3rd May 2018
For companies working in multiple languages across borders or cultures, the risk of inadvertently causing offence can be high. France’s President Emmanuel Macron faux pas in his thank you speech to Australia’s Prime Minister Malcolm Turnbull was an example of how just the smallest of translation errors can so easily cause major upset or ridicule, without proper checks in place and quality writers or interpreters providing support. The President was quick to laugh off the use of the word “delicious”, but to have made such an error in other countries could have been diplomatically disastrous. Here in the Middle East we tend to work in two languages – Classical (not colloquial) Arabic and (British) English. Arabic in particular has to be given the highest quality attention to make sure that what may be right to say or write in English has appropriate and accurate meaning in Arabic, which is often very different indeed. It is such an important aspect of our work across the GCC, Levant and North Africa – and companies that take short cuts or liberties with their approach to language are putting themselves at considerable reputational risk.
15th November 2018
As part of our #6x19 trend series, Klara Banaszewska unveils the emerging need for marketers to incorporate sound as a central focus in communication strategies… We’ve come a long way since...Read More
13th November 2018
Grayling’s European Head of Digital Campaigns, Reese Maabich looks into what happens when brands realise the potential of collaboration, in the latest post on our #6x19 trends forecast. There is...Read More
12th November 2018

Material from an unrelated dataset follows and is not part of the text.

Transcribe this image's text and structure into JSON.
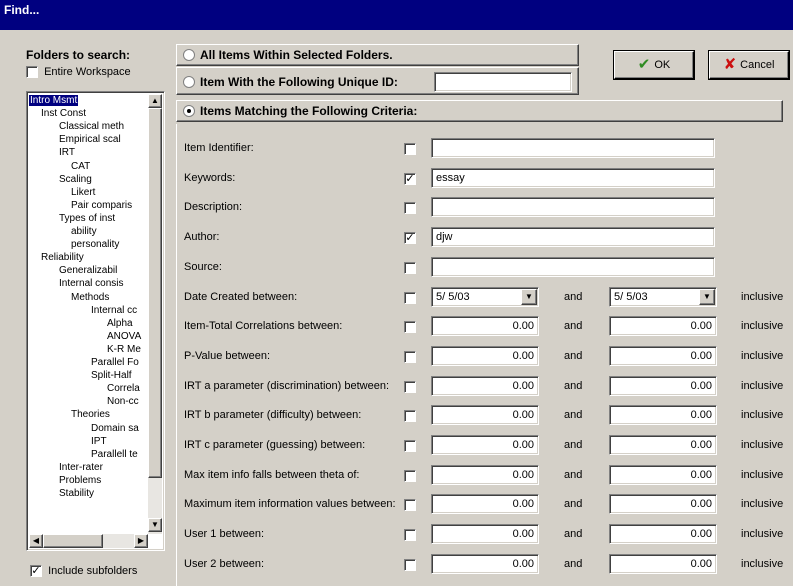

Jon Meakin mourns the passing of a pop culture icon. I was deeply saddened today to learn of the passing of Stan ‘The Man’ Lee, founder of Marvel Comics and creator of such iconic figures as...Read More